Prompt:
Exactly as written, please set down all of the entries again, with no pictures.

Source data:

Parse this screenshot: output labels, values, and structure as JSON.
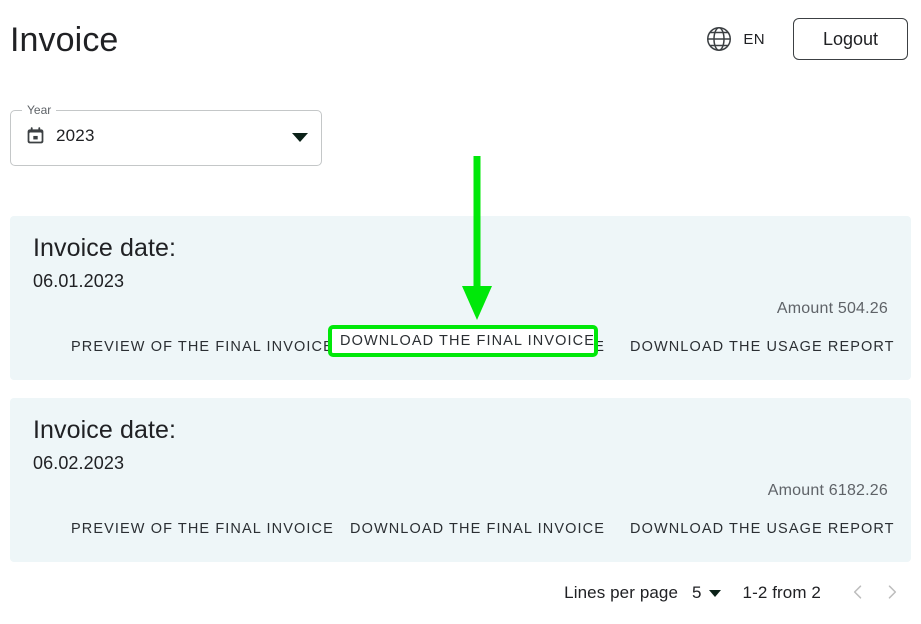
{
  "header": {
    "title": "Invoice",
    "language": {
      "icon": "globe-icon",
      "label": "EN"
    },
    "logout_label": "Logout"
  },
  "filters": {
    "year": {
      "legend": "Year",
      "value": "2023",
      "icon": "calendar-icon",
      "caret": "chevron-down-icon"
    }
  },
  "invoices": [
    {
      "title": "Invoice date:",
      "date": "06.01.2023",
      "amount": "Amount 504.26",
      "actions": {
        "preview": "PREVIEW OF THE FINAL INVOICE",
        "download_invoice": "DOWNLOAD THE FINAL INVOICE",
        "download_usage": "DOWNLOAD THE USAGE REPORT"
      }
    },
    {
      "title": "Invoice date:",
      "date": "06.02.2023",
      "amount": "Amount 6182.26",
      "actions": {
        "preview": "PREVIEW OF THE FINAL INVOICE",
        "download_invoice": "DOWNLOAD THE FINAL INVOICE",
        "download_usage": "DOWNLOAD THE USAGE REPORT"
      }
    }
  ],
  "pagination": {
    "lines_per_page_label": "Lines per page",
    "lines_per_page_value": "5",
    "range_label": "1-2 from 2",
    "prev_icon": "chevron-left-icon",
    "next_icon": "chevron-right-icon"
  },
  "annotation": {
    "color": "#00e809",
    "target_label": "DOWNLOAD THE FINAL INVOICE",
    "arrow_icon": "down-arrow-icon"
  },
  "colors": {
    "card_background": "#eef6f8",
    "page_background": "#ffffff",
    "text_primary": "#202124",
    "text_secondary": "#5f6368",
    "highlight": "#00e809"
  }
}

Result of the task:
Parse this screenshot: output labels, values, and structure as JSON.
{
  "header": {
    "title": "Invoice",
    "language": {
      "icon": "globe-icon",
      "label": "EN"
    },
    "logout_label": "Logout"
  },
  "filters": {
    "year": {
      "legend": "Year",
      "value": "2023",
      "icon": "calendar-icon",
      "caret": "chevron-down-icon"
    }
  },
  "invoices": [
    {
      "title": "Invoice date:",
      "date": "06.01.2023",
      "amount": "Amount 504.26",
      "actions": {
        "preview": "PREVIEW OF THE FINAL INVOICE",
        "download_invoice": "DOWNLOAD THE FINAL INVOICE",
        "download_usage": "DOWNLOAD THE USAGE REPORT"
      }
    },
    {
      "title": "Invoice date:",
      "date": "06.02.2023",
      "amount": "Amount 6182.26",
      "actions": {
        "preview": "PREVIEW OF THE FINAL INVOICE",
        "download_invoice": "DOWNLOAD THE FINAL INVOICE",
        "download_usage": "DOWNLOAD THE USAGE REPORT"
      }
    }
  ],
  "pagination": {
    "lines_per_page_label": "Lines per page",
    "lines_per_page_value": "5",
    "range_label": "1-2 from 2",
    "prev_icon": "chevron-left-icon",
    "next_icon": "chevron-right-icon"
  },
  "annotation": {
    "color": "#00e809",
    "target_label": "DOWNLOAD THE FINAL INVOICE",
    "arrow_icon": "down-arrow-icon"
  },
  "colors": {
    "card_background": "#eef6f8",
    "page_background": "#ffffff",
    "text_primary": "#202124",
    "text_secondary": "#5f6368",
    "highlight": "#00e809"
  }
}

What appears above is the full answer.